(Provided data Opens)

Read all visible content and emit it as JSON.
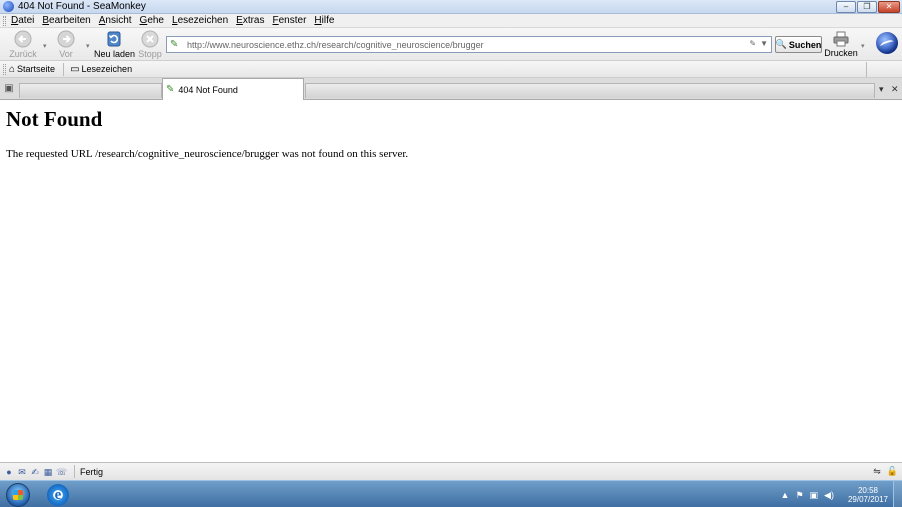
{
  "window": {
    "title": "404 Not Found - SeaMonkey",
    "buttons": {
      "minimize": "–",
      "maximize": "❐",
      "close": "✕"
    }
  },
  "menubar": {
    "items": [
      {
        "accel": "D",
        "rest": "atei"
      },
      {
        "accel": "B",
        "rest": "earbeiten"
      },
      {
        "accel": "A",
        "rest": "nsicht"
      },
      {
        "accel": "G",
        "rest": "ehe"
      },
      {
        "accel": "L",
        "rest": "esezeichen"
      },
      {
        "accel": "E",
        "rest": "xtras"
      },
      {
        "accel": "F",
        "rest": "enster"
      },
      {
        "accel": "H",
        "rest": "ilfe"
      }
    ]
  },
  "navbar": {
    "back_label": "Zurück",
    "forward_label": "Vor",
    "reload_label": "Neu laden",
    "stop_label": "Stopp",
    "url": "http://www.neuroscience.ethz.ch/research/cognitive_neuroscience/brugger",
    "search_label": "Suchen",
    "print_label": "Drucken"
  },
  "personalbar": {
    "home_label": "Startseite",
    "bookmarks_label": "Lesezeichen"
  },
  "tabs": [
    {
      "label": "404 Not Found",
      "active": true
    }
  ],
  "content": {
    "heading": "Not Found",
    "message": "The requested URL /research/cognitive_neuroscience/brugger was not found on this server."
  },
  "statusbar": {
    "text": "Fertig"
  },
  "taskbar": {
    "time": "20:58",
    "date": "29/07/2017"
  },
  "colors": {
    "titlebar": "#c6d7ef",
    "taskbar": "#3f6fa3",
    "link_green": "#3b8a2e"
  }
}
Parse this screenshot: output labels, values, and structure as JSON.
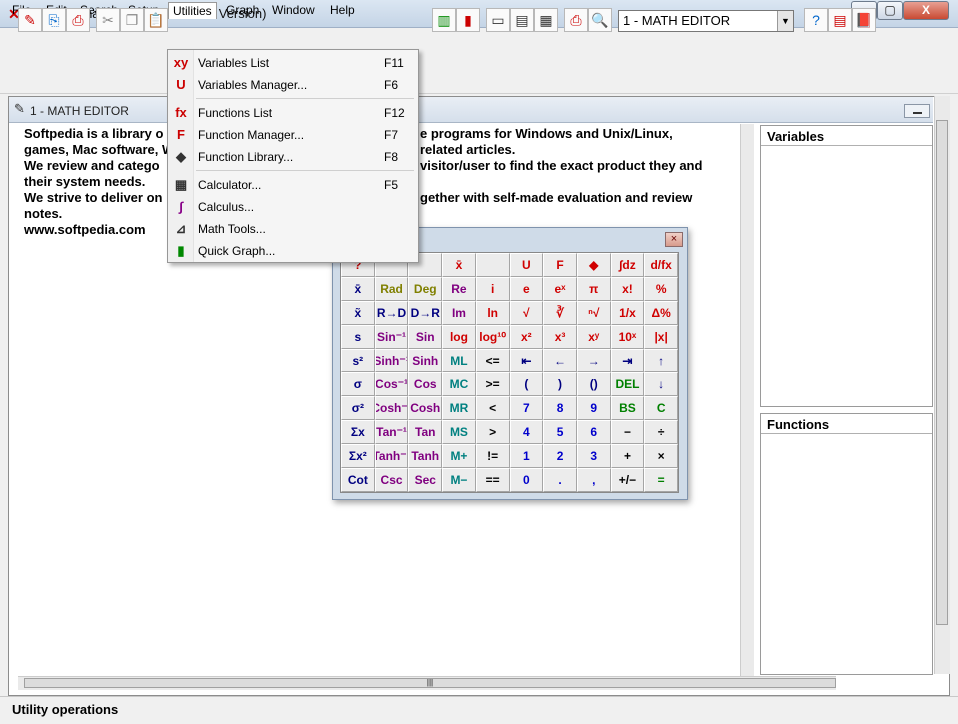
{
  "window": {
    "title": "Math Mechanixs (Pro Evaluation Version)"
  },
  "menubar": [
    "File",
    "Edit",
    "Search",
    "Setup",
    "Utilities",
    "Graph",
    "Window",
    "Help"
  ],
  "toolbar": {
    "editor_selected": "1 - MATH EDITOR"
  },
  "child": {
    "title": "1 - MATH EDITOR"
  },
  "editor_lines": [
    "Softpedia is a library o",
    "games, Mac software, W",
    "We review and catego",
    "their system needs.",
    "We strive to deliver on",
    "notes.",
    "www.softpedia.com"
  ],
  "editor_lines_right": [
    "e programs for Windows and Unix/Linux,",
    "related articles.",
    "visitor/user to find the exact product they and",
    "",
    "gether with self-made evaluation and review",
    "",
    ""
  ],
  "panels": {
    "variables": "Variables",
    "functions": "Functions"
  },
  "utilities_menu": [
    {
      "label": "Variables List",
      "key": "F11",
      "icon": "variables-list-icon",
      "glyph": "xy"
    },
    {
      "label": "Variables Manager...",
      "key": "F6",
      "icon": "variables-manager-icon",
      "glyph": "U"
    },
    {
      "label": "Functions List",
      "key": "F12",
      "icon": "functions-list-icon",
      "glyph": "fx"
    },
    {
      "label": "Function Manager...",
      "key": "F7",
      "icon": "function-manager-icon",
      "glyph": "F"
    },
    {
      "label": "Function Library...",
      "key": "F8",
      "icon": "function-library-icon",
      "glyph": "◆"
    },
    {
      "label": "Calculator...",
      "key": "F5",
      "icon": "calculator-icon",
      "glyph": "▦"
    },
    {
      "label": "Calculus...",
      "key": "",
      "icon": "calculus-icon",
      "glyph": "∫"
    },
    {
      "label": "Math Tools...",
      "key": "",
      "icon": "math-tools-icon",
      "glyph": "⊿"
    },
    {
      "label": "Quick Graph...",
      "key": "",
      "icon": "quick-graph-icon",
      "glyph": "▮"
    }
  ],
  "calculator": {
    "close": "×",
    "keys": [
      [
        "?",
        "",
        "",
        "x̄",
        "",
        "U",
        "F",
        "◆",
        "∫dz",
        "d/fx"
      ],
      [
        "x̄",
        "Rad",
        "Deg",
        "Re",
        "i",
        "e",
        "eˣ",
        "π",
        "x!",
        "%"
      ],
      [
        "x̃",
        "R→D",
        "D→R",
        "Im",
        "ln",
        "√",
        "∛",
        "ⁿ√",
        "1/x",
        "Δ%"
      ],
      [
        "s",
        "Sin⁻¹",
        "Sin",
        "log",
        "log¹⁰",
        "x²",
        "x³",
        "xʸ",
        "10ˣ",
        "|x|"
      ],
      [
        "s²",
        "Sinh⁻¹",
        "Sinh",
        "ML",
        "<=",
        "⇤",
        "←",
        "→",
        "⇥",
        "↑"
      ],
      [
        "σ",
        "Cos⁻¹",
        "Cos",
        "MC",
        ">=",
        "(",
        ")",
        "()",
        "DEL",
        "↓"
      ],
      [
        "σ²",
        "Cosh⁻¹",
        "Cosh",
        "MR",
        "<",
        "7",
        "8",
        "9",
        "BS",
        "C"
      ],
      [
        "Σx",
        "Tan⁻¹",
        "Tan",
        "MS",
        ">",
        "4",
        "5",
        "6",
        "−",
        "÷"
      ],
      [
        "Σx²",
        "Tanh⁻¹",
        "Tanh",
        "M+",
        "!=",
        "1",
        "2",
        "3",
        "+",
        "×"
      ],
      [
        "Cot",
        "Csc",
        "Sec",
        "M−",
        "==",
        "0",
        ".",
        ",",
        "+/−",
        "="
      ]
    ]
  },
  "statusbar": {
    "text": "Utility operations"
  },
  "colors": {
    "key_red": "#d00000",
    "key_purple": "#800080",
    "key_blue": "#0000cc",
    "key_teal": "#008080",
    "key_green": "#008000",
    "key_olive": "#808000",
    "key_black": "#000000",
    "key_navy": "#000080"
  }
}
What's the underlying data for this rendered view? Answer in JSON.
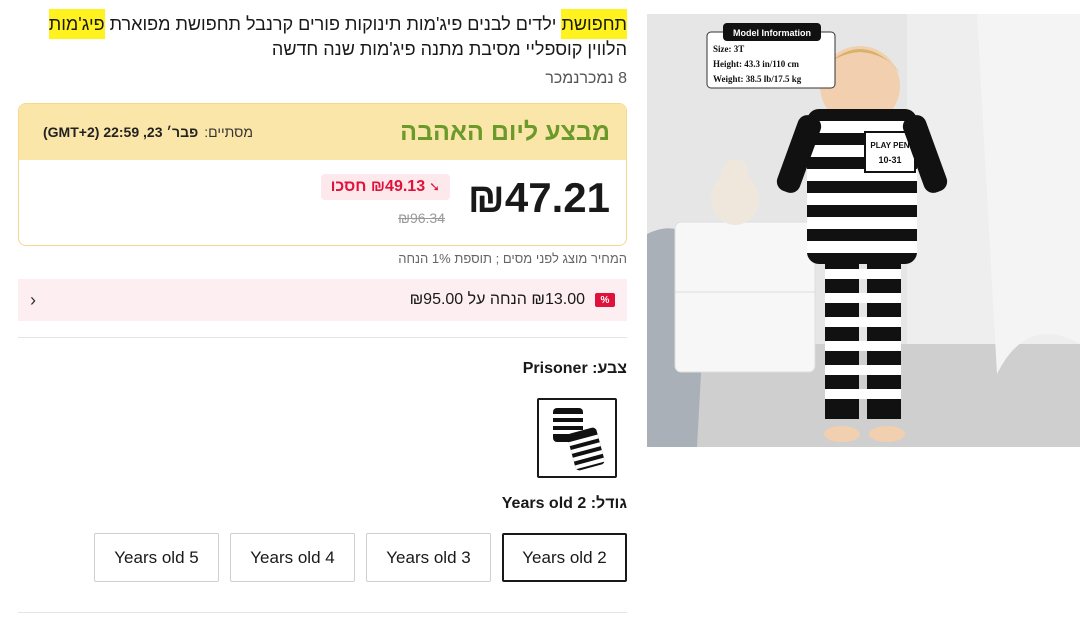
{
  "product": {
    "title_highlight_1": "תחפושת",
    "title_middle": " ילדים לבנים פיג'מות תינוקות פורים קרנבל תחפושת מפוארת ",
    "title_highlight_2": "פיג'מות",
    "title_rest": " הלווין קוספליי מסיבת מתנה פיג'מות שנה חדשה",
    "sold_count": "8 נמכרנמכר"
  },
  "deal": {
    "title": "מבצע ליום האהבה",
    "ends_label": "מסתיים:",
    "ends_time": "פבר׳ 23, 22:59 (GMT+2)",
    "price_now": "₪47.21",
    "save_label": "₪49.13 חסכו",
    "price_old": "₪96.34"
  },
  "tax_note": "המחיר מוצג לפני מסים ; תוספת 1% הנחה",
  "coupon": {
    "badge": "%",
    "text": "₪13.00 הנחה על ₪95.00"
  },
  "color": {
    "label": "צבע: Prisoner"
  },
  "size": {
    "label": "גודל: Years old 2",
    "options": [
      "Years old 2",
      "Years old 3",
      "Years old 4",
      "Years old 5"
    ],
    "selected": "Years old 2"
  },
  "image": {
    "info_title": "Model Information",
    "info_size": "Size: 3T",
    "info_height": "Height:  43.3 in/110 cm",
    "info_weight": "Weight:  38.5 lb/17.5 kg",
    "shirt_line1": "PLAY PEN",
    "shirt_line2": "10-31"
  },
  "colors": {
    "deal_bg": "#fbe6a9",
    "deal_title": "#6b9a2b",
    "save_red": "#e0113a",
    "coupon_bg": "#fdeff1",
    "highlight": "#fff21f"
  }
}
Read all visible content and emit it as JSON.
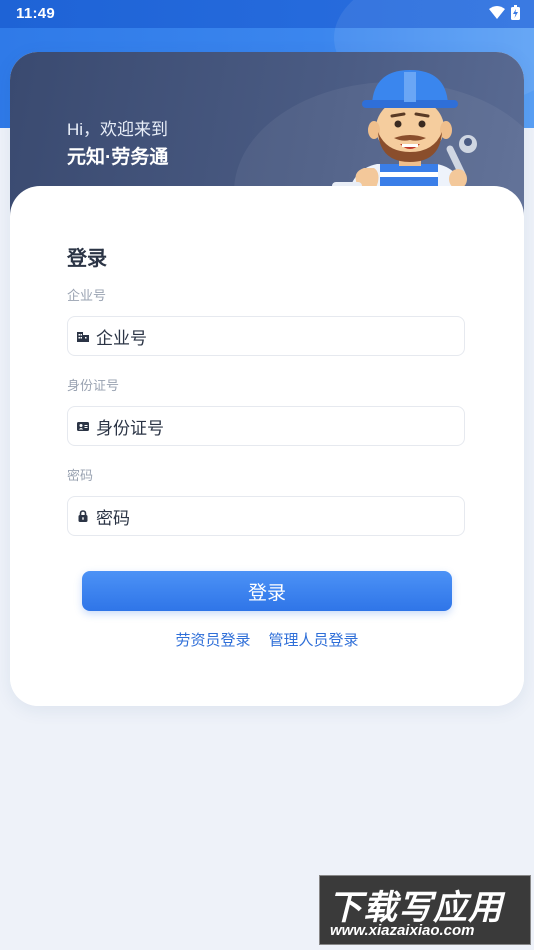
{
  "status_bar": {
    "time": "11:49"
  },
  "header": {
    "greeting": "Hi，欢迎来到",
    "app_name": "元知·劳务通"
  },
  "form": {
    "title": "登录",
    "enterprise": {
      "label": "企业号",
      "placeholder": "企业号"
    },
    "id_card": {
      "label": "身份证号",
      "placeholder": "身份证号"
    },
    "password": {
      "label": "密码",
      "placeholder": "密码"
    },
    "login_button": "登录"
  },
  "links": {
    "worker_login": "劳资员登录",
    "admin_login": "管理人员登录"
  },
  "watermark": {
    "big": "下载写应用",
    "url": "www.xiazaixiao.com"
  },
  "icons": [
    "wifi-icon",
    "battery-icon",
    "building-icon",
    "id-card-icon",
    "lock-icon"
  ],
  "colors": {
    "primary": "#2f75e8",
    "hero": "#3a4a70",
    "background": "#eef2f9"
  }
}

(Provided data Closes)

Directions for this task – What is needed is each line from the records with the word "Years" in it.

Exercise result –
    "label": "גודל: Years old 2",
      "Years old 2",
      "Years old 3",
      "Years old 4",
      "Years old 5"
    "selected": "Years old 2"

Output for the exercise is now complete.